## WHAT YOU ARE ASKED TO DO
The data below is to be output in full, unchanged.

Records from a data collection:
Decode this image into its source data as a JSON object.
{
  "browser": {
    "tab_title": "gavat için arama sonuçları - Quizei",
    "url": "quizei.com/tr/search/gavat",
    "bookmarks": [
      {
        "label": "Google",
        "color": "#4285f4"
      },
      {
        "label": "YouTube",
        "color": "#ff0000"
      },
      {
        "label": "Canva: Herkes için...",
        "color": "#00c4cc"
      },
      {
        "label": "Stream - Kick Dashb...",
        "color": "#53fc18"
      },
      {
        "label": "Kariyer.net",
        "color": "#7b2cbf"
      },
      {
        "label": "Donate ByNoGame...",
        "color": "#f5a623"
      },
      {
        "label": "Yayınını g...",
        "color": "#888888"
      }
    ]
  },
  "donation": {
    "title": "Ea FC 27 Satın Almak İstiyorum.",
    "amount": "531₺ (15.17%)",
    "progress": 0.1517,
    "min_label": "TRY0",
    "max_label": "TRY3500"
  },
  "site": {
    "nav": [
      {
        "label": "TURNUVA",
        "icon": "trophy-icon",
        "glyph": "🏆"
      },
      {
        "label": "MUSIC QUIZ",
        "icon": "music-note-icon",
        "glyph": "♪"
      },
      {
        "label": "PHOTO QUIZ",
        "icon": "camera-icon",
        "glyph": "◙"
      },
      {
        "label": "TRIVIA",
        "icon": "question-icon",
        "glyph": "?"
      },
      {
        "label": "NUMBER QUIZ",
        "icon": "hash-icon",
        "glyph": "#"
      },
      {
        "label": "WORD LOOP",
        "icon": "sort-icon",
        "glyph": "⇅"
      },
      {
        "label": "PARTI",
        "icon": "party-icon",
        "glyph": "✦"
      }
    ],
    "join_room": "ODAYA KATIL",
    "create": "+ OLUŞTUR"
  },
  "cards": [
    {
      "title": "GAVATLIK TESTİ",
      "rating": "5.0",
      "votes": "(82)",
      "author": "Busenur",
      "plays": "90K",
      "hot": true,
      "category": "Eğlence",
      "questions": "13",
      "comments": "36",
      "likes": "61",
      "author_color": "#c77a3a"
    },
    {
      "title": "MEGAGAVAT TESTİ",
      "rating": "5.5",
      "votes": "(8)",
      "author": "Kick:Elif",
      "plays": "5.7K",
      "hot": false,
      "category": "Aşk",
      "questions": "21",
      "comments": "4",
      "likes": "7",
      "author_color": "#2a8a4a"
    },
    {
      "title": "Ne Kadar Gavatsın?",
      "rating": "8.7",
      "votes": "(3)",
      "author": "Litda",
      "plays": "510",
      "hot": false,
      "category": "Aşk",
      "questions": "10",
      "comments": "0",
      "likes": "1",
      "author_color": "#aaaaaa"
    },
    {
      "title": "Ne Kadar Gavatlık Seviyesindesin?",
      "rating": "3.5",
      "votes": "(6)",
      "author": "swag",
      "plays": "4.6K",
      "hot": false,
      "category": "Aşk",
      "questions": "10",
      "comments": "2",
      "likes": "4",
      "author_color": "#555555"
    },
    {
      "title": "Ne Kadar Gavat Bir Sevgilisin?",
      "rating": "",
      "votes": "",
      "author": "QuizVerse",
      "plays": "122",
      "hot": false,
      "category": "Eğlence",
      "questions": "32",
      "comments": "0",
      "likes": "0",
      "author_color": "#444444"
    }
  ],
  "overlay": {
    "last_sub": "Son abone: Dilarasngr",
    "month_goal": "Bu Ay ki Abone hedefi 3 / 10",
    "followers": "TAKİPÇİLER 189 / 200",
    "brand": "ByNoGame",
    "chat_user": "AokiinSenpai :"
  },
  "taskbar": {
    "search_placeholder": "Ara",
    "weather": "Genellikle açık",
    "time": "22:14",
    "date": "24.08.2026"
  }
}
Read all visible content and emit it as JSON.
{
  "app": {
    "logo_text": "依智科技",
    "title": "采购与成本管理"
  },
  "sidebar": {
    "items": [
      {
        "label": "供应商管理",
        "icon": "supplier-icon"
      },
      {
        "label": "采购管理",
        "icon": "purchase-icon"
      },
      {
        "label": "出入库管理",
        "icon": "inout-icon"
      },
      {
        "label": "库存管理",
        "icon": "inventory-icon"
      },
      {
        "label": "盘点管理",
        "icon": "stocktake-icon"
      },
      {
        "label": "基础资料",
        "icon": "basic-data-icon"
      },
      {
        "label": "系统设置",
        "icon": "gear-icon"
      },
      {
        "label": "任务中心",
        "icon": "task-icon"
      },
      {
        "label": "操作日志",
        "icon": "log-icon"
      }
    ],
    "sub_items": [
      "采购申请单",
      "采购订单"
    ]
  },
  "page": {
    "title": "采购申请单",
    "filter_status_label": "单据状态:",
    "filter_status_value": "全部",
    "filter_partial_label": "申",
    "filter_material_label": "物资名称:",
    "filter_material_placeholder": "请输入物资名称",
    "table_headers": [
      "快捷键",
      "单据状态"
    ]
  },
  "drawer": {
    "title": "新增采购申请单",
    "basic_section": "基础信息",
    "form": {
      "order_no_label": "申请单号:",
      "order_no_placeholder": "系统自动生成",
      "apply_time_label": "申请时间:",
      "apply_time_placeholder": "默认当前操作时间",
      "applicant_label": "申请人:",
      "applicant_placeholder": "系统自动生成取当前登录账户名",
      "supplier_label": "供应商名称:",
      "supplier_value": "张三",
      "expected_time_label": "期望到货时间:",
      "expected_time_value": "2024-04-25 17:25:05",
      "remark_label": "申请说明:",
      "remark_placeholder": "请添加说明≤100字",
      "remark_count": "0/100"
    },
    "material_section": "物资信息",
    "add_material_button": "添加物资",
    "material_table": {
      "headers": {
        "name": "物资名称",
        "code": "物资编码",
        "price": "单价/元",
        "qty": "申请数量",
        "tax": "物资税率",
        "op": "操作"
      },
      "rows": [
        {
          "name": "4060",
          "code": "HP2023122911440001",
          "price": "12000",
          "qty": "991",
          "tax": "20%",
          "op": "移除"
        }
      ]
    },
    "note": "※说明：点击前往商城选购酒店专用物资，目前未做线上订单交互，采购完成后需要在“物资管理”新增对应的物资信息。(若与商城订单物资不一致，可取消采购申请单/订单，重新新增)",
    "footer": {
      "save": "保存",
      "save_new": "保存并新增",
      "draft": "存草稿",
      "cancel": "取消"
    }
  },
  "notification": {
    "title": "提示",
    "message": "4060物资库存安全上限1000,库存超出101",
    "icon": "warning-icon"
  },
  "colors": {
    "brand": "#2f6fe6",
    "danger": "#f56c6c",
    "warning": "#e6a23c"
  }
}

## PROBLEM SOLUTION
Decode this image into its source data as a JSON object.
{
  "browser": {
    "tab_title": "gavat için arama sonuçları - Quizei",
    "url": "quizei.com/tr/search/gavat",
    "bookmarks": [
      {
        "label": "Google",
        "color": "#4285f4"
      },
      {
        "label": "YouTube",
        "color": "#ff0000"
      },
      {
        "label": "Canva: Herkes için...",
        "color": "#00c4cc"
      },
      {
        "label": "Stream - Kick Dashb...",
        "color": "#53fc18"
      },
      {
        "label": "Kariyer.net",
        "color": "#7b2cbf"
      },
      {
        "label": "Donate ByNoGame...",
        "color": "#f5a623"
      },
      {
        "label": "Yayınını g...",
        "color": "#888888"
      }
    ]
  },
  "donation": {
    "title": "Ea FC 27 Satın Almak İstiyorum.",
    "amount": "531₺ (15.17%)",
    "progress": 0.1517,
    "min_label": "TRY0",
    "max_label": "TRY3500"
  },
  "site": {
    "nav": [
      {
        "label": "TURNUVA",
        "icon": "trophy-icon",
        "glyph": "🏆"
      },
      {
        "label": "MUSIC QUIZ",
        "icon": "music-note-icon",
        "glyph": "♪"
      },
      {
        "label": "PHOTO QUIZ",
        "icon": "camera-icon",
        "glyph": "◙"
      },
      {
        "label": "TRIVIA",
        "icon": "question-icon",
        "glyph": "?"
      },
      {
        "label": "NUMBER QUIZ",
        "icon": "hash-icon",
        "glyph": "#"
      },
      {
        "label": "WORD LOOP",
        "icon": "sort-icon",
        "glyph": "⇅"
      },
      {
        "label": "PARTI",
        "icon": "party-icon",
        "glyph": "✦"
      }
    ],
    "join_room": "ODAYA KATIL",
    "create": "+ OLUŞTUR"
  },
  "cards": [
    {
      "title": "GAVATLIK TESTİ",
      "rating": "5.0",
      "votes": "(82)",
      "author": "Busenur",
      "plays": "90K",
      "hot": true,
      "category": "Eğlence",
      "questions": "13",
      "comments": "36",
      "likes": "61",
      "author_color": "#c77a3a"
    },
    {
      "title": "MEGAGAVAT TESTİ",
      "rating": "5.5",
      "votes": "(8)",
      "author": "Kick:Elif",
      "plays": "5.7K",
      "hot": false,
      "category": "Aşk",
      "questions": "21",
      "comments": "4",
      "likes": "7",
      "author_color": "#2a8a4a"
    },
    {
      "title": "Ne Kadar Gavatsın?",
      "rating": "8.7",
      "votes": "(3)",
      "author": "Litda",
      "plays": "510",
      "hot": false,
      "category": "Aşk",
      "questions": "10",
      "comments": "0",
      "likes": "1",
      "author_color": "#aaaaaa"
    },
    {
      "title": "Ne Kadar Gavatlık Seviyesindesin?",
      "rating": "3.5",
      "votes": "(6)",
      "author": "swag",
      "plays": "4.6K",
      "hot": false,
      "category": "Aşk",
      "questions": "10",
      "comments": "2",
      "likes": "4",
      "author_color": "#555555"
    },
    {
      "title": "Ne Kadar Gavat Bir Sevgilisin?",
      "rating": "",
      "votes": "",
      "author": "QuizVerse",
      "plays": "122",
      "hot": false,
      "category": "Eğlence",
      "questions": "32",
      "comments": "0",
      "likes": "0",
      "author_color": "#444444"
    }
  ],
  "overlay": {
    "last_sub": "Son abone: Dilarasngr",
    "month_goal": "Bu Ay ki Abone hedefi 3 / 10",
    "followers": "TAKİPÇİLER 189 / 200",
    "brand": "ByNoGame",
    "chat_user": "AokiinSenpai :"
  },
  "taskbar": {
    "search_placeholder": "Ara",
    "weather": "Genellikle açık",
    "time": "22:14",
    "date": "24.08.2026"
  }
}
Read all visible content and emit it as JSON.
{
  "app": {
    "logo_text": "依智科技",
    "title": "采购与成本管理"
  },
  "sidebar": {
    "items": [
      {
        "label": "供应商管理",
        "icon": "supplier-icon"
      },
      {
        "label": "采购管理",
        "icon": "purchase-icon"
      },
      {
        "label": "出入库管理",
        "icon": "inout-icon"
      },
      {
        "label": "库存管理",
        "icon": "inventory-icon"
      },
      {
        "label": "盘点管理",
        "icon": "stocktake-icon"
      },
      {
        "label": "基础资料",
        "icon": "basic-data-icon"
      },
      {
        "label": "系统设置",
        "icon": "gear-icon"
      },
      {
        "label": "任务中心",
        "icon": "task-icon"
      },
      {
        "label": "操作日志",
        "icon": "log-icon"
      }
    ],
    "sub_items": [
      "采购申请单",
      "采购订单"
    ]
  },
  "page": {
    "title": "采购申请单",
    "filter_status_label": "单据状态:",
    "filter_status_value": "全部",
    "filter_partial_label": "申",
    "filter_material_label": "物资名称:",
    "filter_material_placeholder": "请输入物资名称",
    "table_headers": [
      "快捷键",
      "单据状态"
    ]
  },
  "drawer": {
    "title": "新增采购申请单",
    "basic_section": "基础信息",
    "form": {
      "order_no_label": "申请单号:",
      "order_no_placeholder": "系统自动生成",
      "apply_time_label": "申请时间:",
      "apply_time_placeholder": "默认当前操作时间",
      "applicant_label": "申请人:",
      "applicant_placeholder": "系统自动生成取当前登录账户名",
      "supplier_label": "供应商名称:",
      "supplier_value": "张三",
      "expected_time_label": "期望到货时间:",
      "expected_time_value": "2024-04-25 17:25:05",
      "remark_label": "申请说明:",
      "remark_placeholder": "请添加说明≤100字",
      "remark_count": "0/100"
    },
    "material_section": "物资信息",
    "add_material_button": "添加物资",
    "material_table": {
      "headers": {
        "name": "物资名称",
        "code": "物资编码",
        "price": "单价/元",
        "qty": "申请数量",
        "tax": "物资税率",
        "op": "操作"
      },
      "rows": [
        {
          "name": "4060",
          "code": "HP2023122911440001",
          "price": "12000",
          "qty": "991",
          "tax": "20%",
          "op": "移除"
        }
      ]
    },
    "note": "※说明：点击前往商城选购酒店专用物资，目前未做线上订单交互，采购完成后需要在“物资管理”新增对应的物资信息。(若与商城订单物资不一致，可取消采购申请单/订单，重新新增)",
    "footer": {
      "save": "保存",
      "save_new": "保存并新增",
      "draft": "存草稿",
      "cancel": "取消"
    }
  },
  "notification": {
    "title": "提示",
    "message": "4060物资库存安全上限1000,库存超出101",
    "icon": "warning-icon"
  },
  "colors": {
    "brand": "#2f6fe6",
    "danger": "#f56c6c",
    "warning": "#e6a23c"
  }
}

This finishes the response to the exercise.